RLL 49: What We Learned During A Power-Outage
This past Sunday we had the rare experience of living in our home without power for almost a whole day. That morning someone in our neighborhood ran into and knocked down a power pole, so our whole area was without electricity from before noon until almost 9pm. During that time, we had some fun and I was reminded of three important lessons that I wanted to share with you.
1) It’s GOOD to unplug for a while. I know we all know this, but sometimes we need to be reminded of just how beneficial it is for us to disconnect from all of our electronics for a while. It’s good for us not just for its own sake but also for the opportunities it presents. For my wife and I, instead of watching soccer online (me) or doing some work for her job (my wife), we decided to go and play a dice game on our back patio, a game we got at her family’s reunion. We had a great time, enjoyed the fresh air and cooler temperatures, and were able to reconnect in a way that we wouldn’t have done if we’d been in front of our various screens.
2) It’s an opportunity for patience and understanding. Even though the power was out, life still had to happen, so that meant we needed to do things differently; and in our power-free world that evening, it also meant doing things more slowly. My daughter had lots of make-up homework to do, so we got her set up at the kitchen table doing work by a combination of candlelight and flashlight. For me, instead of typing or doing video work, I simply read a book on leadership that I hadn’t made much time for lately. It was an excellent chance for both of us to see that we can still get our tasks accomplished, even if we had to do them differently than we might have otherwise.
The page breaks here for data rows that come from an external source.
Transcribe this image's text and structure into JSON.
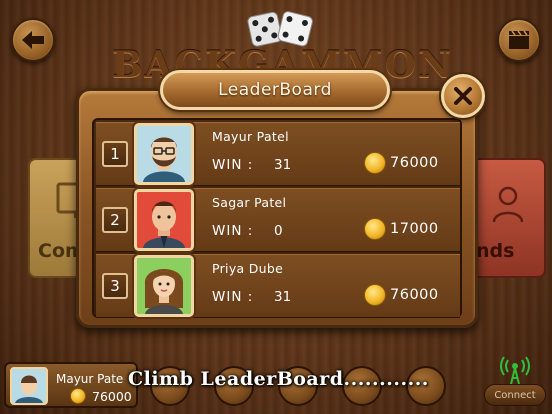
{
  "header": {
    "game_title": "BACKGAMMON"
  },
  "side_tiles": {
    "left_label": "Com",
    "right_label": "nds"
  },
  "leaderboard": {
    "title": "LeaderBoard",
    "win_label": "WIN :",
    "rows": [
      {
        "rank": "1",
        "name": "Mayur Patel",
        "wins": "31",
        "coins": "76000"
      },
      {
        "rank": "2",
        "name": "Sagar Patel",
        "wins": "0",
        "coins": "17000"
      },
      {
        "rank": "3",
        "name": "Priya Dube",
        "wins": "31",
        "coins": "76000"
      }
    ]
  },
  "me": {
    "name": "Mayur Pate",
    "coins": "76000"
  },
  "caption": "Climb LeaderBoard............",
  "connect_label": "Connect",
  "colors": {
    "wood_dark": "#4a2a0e",
    "wood_mid": "#8a5424",
    "gold": "#f4b72a",
    "connect_green": "#2fbf3a"
  },
  "icons": [
    "back-arrow-icon",
    "video-icon",
    "dice-icon",
    "close-icon",
    "coin-icon",
    "monitor-icon",
    "friends-icon",
    "antenna-icon"
  ]
}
3) It’s an opportunity for creativity and family time. Again, with electronics off the table, we had a chance to do many other things: while my older daughter and I were catching up on missed work, my younger daughter spent even more time than usual reading. In addition to that, she and my wife spent extra time working on their performance for an upcoming talent show, and then my wife spent more time playing her ukulele. All in all, we had a wonderful time being in the same place, interacting in ways we wouldn’t have done if we’d had power.
There are three quick things I learned from our power outage, and they’ve inspired me to do a better job of turning off our screens even if the power is still on. I hope they encourage you along the same lines. There is something powerful and inspiring to me about working and living by candlelight, even if it’s only every once in a while; perhaps it’s the same with you.
Action Plan: This week, consciously plan out time to turn off the electronics and spend more time interacting and being creative with the people in your world. You’ll all be thankful you did.